Jon Sasaki: A Day Becomes a Sunrise
We exist in the age of Photoshop, image filters and deepfake videos. Yet, most photography is considered factual. Jon Sasaki reveals that editing photographs is almost as old as the medium itself.
During his research residency with The Rooms collections, Jon Sasaki examined photographs, lantern slides and glass plate negatives (an early format for capturing images) that commercial artists modified through painting, cutting and pasting. Their choices reflect how they believed this province’s landscape, people and wildlife should look. By drawing attention to these changes, Sasaki shows that any image can be fabricated.
Through this work, Sasaki interrogates the editorial decisions of artists such as the Group of Seven, who subtracted and embellished aspects of the landscape to suit an idealized version of nature. Sasaki examines how these fictions inform our contemporary relationship to the physical world and our constructions of national identity.
About the artist:
Jon Sasaki is a multidisciplinary artist who employs reason-based approaches reminiscent of conceptual art while investigating romantic subjects. He often creates humorous, self-exhaustive systems caught in cycles of trial and error. His work has been exhibited at institutions such as the Art Gallery of Ontario (Toronto, ON), the National Museum of Modern and Contemporary Art (Seoul, South Korea), the Canadian Embassy in Japan (Tokyo) and the Richmond Art Gallery (British Columbia). Sasaki was the recipient of the 2015 Canadian Glenfiddich Artists in Residence Prize (Dufftown, Scotland). Sasaki is based in Toronto, ON.

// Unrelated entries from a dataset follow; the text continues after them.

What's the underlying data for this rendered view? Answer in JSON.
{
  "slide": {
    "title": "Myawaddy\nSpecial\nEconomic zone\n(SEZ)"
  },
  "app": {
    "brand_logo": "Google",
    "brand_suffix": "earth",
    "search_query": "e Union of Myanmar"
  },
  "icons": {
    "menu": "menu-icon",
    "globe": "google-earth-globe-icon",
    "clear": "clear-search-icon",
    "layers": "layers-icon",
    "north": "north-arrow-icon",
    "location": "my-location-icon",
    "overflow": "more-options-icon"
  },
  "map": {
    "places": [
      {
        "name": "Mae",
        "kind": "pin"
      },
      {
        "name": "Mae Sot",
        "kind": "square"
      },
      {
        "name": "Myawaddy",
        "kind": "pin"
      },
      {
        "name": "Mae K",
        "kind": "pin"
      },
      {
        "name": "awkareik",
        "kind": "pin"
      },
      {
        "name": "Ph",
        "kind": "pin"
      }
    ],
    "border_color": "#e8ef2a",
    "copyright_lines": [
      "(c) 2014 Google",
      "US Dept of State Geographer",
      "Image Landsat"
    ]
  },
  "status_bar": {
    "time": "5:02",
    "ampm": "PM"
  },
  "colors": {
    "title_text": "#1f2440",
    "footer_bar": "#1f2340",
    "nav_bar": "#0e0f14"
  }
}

Jon Sasaki. Examination of the image “Fleet bound north, June, Labrador.” 2019. 54.6 x 54.6 cm. Photograph. Courtesy of the artist.
Jon Sasaki. Examination of the image “An unusually tame harp seal and whitecoat.” 2019. 54.6 x 54.6 cm. Photograph. Courtesy of the artist.